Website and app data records

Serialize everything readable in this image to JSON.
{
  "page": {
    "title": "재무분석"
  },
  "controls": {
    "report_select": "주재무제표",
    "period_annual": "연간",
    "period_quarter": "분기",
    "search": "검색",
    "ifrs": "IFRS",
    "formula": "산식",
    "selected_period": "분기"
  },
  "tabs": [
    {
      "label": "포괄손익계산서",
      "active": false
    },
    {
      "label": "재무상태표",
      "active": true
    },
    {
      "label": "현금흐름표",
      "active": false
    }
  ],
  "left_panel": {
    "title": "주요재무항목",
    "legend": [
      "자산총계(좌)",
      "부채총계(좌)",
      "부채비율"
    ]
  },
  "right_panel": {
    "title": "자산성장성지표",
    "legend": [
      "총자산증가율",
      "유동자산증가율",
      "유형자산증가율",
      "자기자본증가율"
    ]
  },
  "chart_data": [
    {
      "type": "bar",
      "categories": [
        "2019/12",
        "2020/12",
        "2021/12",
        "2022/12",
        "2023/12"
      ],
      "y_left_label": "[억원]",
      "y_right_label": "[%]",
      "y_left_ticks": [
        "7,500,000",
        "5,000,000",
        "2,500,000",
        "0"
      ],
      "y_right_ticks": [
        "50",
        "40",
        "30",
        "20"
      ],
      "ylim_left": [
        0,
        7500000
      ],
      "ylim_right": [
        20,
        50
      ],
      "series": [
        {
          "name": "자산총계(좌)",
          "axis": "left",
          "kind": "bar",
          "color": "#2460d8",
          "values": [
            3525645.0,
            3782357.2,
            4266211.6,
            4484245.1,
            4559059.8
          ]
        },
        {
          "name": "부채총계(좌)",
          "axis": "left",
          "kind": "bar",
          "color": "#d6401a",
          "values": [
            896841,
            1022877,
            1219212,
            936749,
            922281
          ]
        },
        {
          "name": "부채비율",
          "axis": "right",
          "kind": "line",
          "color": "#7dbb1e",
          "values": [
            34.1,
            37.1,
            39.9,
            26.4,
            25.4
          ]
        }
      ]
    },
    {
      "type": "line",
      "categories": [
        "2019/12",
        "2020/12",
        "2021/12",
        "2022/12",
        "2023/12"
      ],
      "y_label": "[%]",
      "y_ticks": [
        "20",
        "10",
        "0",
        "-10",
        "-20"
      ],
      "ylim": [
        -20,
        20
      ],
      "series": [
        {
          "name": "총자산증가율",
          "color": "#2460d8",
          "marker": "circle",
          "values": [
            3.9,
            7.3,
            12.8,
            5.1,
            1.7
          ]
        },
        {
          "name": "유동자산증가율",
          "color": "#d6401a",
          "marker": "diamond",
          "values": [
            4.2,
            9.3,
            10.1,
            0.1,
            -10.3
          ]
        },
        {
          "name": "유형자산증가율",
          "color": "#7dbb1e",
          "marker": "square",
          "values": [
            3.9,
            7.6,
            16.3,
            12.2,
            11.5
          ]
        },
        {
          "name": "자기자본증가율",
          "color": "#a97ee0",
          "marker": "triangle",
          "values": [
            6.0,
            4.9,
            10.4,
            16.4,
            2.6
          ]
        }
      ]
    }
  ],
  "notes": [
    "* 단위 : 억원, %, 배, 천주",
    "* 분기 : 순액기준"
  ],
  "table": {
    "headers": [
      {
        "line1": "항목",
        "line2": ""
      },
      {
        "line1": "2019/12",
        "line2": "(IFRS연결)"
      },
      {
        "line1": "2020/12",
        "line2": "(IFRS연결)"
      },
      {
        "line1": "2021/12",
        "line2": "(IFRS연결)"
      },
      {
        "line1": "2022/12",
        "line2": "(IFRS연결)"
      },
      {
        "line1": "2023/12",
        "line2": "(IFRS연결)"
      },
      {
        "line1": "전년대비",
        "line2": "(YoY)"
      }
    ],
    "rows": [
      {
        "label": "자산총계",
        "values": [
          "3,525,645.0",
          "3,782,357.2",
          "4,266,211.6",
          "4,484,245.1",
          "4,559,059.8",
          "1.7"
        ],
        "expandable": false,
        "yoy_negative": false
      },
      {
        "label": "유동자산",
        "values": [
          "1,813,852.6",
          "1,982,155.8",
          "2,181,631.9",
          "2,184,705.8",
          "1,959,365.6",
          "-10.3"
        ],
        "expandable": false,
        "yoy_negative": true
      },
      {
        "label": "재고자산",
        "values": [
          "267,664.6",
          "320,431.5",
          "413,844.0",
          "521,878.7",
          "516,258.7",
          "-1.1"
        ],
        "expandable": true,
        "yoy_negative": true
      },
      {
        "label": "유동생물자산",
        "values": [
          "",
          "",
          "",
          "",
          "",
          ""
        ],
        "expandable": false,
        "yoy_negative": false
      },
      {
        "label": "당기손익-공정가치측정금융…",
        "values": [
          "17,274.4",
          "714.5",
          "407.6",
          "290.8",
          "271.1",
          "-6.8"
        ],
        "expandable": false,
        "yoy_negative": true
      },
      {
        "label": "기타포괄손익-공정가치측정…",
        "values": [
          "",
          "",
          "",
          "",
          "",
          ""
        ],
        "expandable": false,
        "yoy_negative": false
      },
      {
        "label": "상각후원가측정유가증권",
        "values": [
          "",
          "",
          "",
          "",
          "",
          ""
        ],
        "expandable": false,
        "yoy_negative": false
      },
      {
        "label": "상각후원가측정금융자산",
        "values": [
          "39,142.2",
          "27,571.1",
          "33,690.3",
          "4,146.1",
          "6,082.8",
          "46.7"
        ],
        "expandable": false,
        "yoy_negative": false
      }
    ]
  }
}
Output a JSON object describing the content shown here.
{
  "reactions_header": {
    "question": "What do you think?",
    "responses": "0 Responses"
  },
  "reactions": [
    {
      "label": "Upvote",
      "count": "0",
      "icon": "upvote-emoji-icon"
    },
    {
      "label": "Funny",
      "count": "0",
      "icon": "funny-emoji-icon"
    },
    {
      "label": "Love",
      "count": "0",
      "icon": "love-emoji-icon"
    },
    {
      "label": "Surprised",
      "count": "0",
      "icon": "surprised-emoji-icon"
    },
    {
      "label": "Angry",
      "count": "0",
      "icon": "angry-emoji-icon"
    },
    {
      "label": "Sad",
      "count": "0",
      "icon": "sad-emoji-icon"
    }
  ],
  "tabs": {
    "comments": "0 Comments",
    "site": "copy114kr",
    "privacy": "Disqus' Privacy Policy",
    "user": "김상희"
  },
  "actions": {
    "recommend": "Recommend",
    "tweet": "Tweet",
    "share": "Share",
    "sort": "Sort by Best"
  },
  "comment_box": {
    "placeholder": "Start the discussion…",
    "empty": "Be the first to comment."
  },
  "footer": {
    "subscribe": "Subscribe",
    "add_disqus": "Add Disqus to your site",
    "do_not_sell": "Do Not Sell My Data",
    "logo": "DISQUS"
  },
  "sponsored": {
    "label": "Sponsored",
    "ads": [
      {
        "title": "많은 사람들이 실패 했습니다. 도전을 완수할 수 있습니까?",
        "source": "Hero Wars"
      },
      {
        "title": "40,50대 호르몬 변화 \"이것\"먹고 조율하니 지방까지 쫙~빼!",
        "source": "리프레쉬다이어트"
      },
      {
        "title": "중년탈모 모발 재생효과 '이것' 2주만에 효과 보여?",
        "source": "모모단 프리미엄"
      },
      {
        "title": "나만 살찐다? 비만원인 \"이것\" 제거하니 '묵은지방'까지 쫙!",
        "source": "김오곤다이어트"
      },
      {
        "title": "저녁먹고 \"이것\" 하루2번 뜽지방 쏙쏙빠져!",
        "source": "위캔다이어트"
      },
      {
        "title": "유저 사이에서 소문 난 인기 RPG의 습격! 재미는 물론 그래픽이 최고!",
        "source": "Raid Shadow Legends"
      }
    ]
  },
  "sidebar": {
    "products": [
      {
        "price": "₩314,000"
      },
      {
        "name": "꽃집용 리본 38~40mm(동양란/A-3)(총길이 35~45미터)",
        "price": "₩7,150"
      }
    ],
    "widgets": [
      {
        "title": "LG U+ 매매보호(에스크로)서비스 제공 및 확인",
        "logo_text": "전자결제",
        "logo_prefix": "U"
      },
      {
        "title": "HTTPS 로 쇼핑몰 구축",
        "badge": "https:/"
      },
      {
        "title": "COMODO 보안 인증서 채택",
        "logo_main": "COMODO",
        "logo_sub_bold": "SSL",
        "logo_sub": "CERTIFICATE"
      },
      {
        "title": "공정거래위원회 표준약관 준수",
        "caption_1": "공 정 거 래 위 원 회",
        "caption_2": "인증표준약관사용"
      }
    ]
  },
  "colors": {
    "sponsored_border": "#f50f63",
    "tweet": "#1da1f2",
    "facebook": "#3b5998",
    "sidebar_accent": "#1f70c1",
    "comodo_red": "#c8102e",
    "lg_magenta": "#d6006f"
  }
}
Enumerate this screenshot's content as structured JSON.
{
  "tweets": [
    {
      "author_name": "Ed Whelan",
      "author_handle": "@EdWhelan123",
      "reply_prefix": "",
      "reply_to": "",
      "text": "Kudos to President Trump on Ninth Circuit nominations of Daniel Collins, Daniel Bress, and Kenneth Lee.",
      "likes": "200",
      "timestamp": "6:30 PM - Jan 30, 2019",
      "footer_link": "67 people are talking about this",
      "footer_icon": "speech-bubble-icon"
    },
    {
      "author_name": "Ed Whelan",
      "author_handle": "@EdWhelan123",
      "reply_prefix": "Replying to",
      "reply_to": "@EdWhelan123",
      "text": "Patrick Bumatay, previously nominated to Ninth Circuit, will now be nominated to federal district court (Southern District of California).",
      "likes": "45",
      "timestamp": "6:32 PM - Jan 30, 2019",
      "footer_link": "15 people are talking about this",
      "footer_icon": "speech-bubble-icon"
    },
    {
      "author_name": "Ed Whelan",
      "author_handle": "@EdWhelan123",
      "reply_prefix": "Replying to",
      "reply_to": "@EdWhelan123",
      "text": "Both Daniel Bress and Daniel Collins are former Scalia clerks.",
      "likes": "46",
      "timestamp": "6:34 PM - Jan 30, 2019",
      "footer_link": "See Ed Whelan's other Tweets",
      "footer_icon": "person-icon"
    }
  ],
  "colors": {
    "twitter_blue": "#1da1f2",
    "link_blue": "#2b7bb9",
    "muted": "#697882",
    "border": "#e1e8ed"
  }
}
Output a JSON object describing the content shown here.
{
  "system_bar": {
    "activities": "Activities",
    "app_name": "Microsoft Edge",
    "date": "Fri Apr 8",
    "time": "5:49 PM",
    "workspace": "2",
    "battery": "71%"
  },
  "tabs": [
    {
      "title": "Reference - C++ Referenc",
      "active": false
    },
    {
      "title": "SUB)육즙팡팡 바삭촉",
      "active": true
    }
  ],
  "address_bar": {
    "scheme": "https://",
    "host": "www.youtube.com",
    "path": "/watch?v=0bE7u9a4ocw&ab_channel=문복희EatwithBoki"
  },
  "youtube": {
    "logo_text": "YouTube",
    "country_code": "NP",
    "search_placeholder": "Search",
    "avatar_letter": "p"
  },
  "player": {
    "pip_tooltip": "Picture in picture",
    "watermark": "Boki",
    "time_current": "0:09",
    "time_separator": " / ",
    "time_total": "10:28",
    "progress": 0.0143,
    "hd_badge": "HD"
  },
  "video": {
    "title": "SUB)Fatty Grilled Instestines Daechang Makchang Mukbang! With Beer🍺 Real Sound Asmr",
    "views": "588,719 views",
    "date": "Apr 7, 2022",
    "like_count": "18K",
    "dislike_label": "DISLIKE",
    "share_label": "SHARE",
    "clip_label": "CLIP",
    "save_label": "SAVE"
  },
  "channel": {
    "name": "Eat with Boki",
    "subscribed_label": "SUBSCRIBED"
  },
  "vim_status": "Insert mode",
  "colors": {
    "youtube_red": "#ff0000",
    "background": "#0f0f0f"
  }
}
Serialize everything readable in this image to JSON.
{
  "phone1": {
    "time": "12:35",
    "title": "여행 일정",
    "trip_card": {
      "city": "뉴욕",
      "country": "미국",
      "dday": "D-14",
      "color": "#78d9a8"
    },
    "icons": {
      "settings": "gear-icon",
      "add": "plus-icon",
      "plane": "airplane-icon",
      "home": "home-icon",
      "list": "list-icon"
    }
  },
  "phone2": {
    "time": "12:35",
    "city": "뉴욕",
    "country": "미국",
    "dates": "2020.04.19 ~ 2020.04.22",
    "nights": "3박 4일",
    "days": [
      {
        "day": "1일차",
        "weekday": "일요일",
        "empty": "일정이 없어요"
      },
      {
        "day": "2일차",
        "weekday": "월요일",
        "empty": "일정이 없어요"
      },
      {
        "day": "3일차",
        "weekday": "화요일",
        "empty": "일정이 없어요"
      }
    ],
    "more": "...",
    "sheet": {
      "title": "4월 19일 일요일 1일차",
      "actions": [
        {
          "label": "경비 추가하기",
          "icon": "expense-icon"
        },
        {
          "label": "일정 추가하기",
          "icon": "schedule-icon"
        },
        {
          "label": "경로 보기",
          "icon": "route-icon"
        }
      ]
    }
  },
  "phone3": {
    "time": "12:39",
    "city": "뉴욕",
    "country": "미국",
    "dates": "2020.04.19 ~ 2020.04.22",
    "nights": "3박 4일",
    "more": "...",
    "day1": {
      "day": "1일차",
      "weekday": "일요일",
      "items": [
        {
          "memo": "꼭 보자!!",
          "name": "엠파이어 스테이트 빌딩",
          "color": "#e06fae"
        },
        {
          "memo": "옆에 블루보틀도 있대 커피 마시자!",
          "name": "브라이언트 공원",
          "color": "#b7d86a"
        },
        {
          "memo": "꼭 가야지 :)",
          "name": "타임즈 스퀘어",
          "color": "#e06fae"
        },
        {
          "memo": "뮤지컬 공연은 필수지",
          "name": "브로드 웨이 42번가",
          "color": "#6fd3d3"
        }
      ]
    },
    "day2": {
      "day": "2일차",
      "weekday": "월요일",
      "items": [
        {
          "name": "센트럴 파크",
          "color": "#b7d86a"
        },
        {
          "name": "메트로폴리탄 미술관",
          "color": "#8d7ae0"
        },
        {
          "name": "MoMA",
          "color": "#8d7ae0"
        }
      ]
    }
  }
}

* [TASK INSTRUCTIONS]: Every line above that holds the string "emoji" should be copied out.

* [SOLUTION BELOW]:
      "icon": "upvote-emoji-icon"
      "icon": "funny-emoji-icon"
      "icon": "love-emoji-icon"
      "icon": "surprised-emoji-icon"
      "icon": "angry-emoji-icon"
      "icon": "sad-emoji-icon"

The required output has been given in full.